He was then hired at Lehman Brothers.
- Thomson Reuters
After graduating Harvard Business School, he joined Lehman Brothers. Schwarzman would get his big break in M&A after Tropicana – a Lehman client – requested the young banker work on one of its deals, despite his lack of experience. Schwarzman would eventually catapult himself into the role of managing director, and, later, chair of the M&A committee. He would remain there until the mid-1980s, when he had an idea.
Schwarzman launched Blackstone Group with one partner and less than a half-million dollars in 1985.
- REUTERS/STR New
Schwarzman launched Blackstone with his former Lehman Brothers colleague Pete Peterson as an investment banking boutique firm, according to a profile by The Wall Street Journal.
It rapidly shifted to buyouts – and billed itself as a friendly alternative to the firms which did ‘hostile’ transactions to take companies private. Many of Blackstone’s earliest deals were in real estate, which set the tone for its development.
Schwarzman would later say:
“I didn’t even understand it. I always felt uncomfortable with real estate, because buildings don’t move and neighborhoods change.”
Blackstone Group would become one of the US’ leading real estate investors.
- Antony Wood, CTBUH

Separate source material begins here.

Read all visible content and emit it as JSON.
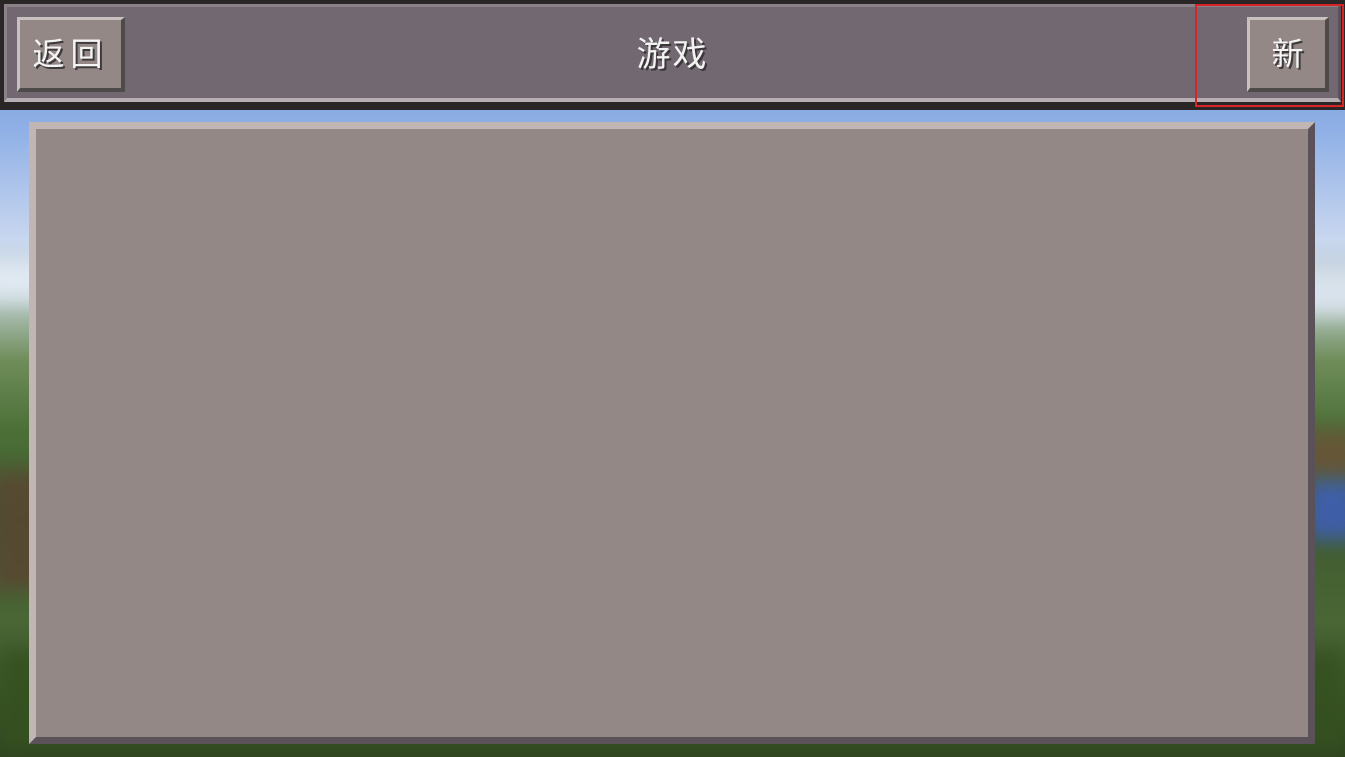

Blackstone Group became a dominant investor in the real estate space, and has had successful deals over the years like Hilton Hotels and Equity Office Properties. Blackstone’s deals from 2015 include its investment in the Willis Tower in Chicago (formerly known as the Sears Tower) and Stuyvesant Town in New York City.

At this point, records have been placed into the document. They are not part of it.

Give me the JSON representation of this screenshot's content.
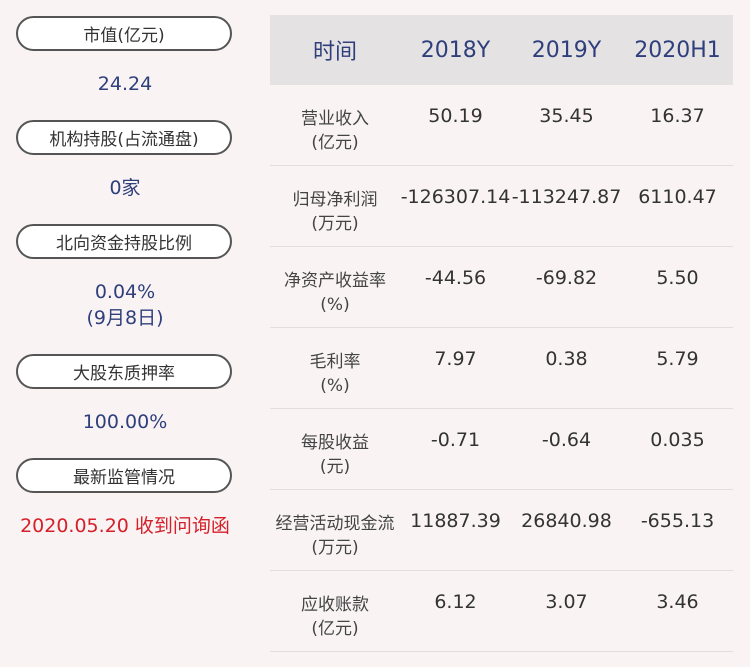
{
  "left_panel": {
    "items": [
      {
        "label": "市值(亿元)",
        "value": "24.24"
      },
      {
        "label": "机构持股(占流通盘)",
        "value": "0家"
      },
      {
        "label": "北向资金持股比例",
        "value": "0.04%",
        "value2": "(9月8日)"
      },
      {
        "label": "大股东质押率",
        "value": "100.00%"
      },
      {
        "label": "最新监管情况",
        "value": "2020.05.20 收到问询函"
      }
    ]
  },
  "table": {
    "headers": [
      "时间",
      "2018Y",
      "2019Y",
      "2020H1"
    ],
    "rows": [
      {
        "label": "营业收入",
        "unit": "(亿元)",
        "values": [
          "50.19",
          "35.45",
          "16.37"
        ]
      },
      {
        "label": "归母净利润",
        "unit": "(万元)",
        "values": [
          "-126307.14",
          "-113247.87",
          "6110.47"
        ]
      },
      {
        "label": "净资产收益率",
        "unit": "(%)",
        "values": [
          "-44.56",
          "-69.82",
          "5.50"
        ]
      },
      {
        "label": "毛利率",
        "unit": "(%)",
        "values": [
          "7.97",
          "0.38",
          "5.79"
        ]
      },
      {
        "label": "每股收益",
        "unit": "(元)",
        "values": [
          "-0.71",
          "-0.64",
          "0.035"
        ]
      },
      {
        "label": "经营活动现金流",
        "unit": "(万元)",
        "values": [
          "11887.39",
          "26840.98",
          "-655.13"
        ]
      },
      {
        "label": "应收账款",
        "unit": "(亿元)",
        "values": [
          "6.12",
          "3.07",
          "3.46"
        ]
      }
    ]
  },
  "colors": {
    "accent": "#2e3f7c",
    "alert": "#d5202a",
    "background": "#f9f3f4"
  }
}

Blackstone has hoovered up assets.
The three letters LBO – standing for leveraged buyouts – are no longer the most important letters in the private equity business. These days, it’s “AUM,” or assets under management. And in that category, Schwarzman and Blackstone reign supreme. The private equity firm cracked the $300 billion mark in AUM earlier this year, making it tops in the industry for most cash managed.

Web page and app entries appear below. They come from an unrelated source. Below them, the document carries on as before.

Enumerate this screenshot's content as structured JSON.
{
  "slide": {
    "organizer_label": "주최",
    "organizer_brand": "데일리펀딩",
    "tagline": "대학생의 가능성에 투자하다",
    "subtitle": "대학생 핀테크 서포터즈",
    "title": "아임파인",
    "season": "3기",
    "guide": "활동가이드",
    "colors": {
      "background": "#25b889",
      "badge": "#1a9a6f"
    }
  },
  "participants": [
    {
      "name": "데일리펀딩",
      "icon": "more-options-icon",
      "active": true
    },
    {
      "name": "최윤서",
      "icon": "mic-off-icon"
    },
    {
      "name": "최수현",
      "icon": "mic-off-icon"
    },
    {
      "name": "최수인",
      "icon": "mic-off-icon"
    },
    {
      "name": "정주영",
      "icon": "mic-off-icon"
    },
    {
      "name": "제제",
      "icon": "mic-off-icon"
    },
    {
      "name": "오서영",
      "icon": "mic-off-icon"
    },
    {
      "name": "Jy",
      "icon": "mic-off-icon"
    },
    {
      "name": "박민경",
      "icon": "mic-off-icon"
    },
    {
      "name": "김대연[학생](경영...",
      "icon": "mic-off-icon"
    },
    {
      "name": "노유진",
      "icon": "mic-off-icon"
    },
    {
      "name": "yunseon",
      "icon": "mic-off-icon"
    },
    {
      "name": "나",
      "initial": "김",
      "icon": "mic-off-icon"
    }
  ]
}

Schwarzman married his second wife, Christina.
- REUTERS/Mike Theiler
Schwarzman married Christina Hearst in at a ceremony at his home in 1995. She was working as an intellectual property lawyer at the time. According to a profile of Schwarzman in the New Yorker, they would celebrate afterwards with a reception at the Frick Collection.
Schwarzman’s lavish parties have been exhaustively chronicled.
- Getty/Cindy Ord
Schwarzman has developed a reputation over the years for being able to put on quite a party. For his 60th birthday in 2007, the Blackstone CEO took over the Park Avenue Armory in midtown Manhattan. Attendees included former New York Mayor Michael Bloomberg and Colin Powell and featured entertainers Martin Short, Patti LaBelle and Rod Stewart. The Armory was transformed into a large-scale version of Schwarzman’s home for the party, complete with a huge portrait of the birthday boy.
Schwarzman’s success has given him the opportunity to make enormous donations.
- Yale University
Schwarzman is quite the philanthropist. Schwarzman’s success at Blackstone has enabled him to make some outsized donations to match his private equity firm’s enormous investments. This includes a $100 million gift to the New York Public Library in 2008 and a $150 million check for Yale University, his undergrad alma mater, earlier this year.
Schwarzman today is the richest man in private equity.
- REUTERS/Brendan McDermid
Today, Schwarzman is the richest man in private equity, ranking #38 on Forbes’ richest Americans list with a net worth of more than $11 billion. And it doesn’t seem like he’ll slow his roll any time soon – he’s expected to earn $1 billion in 2015, alone.
There are plenty of private equity CEOs with incredible personal stories…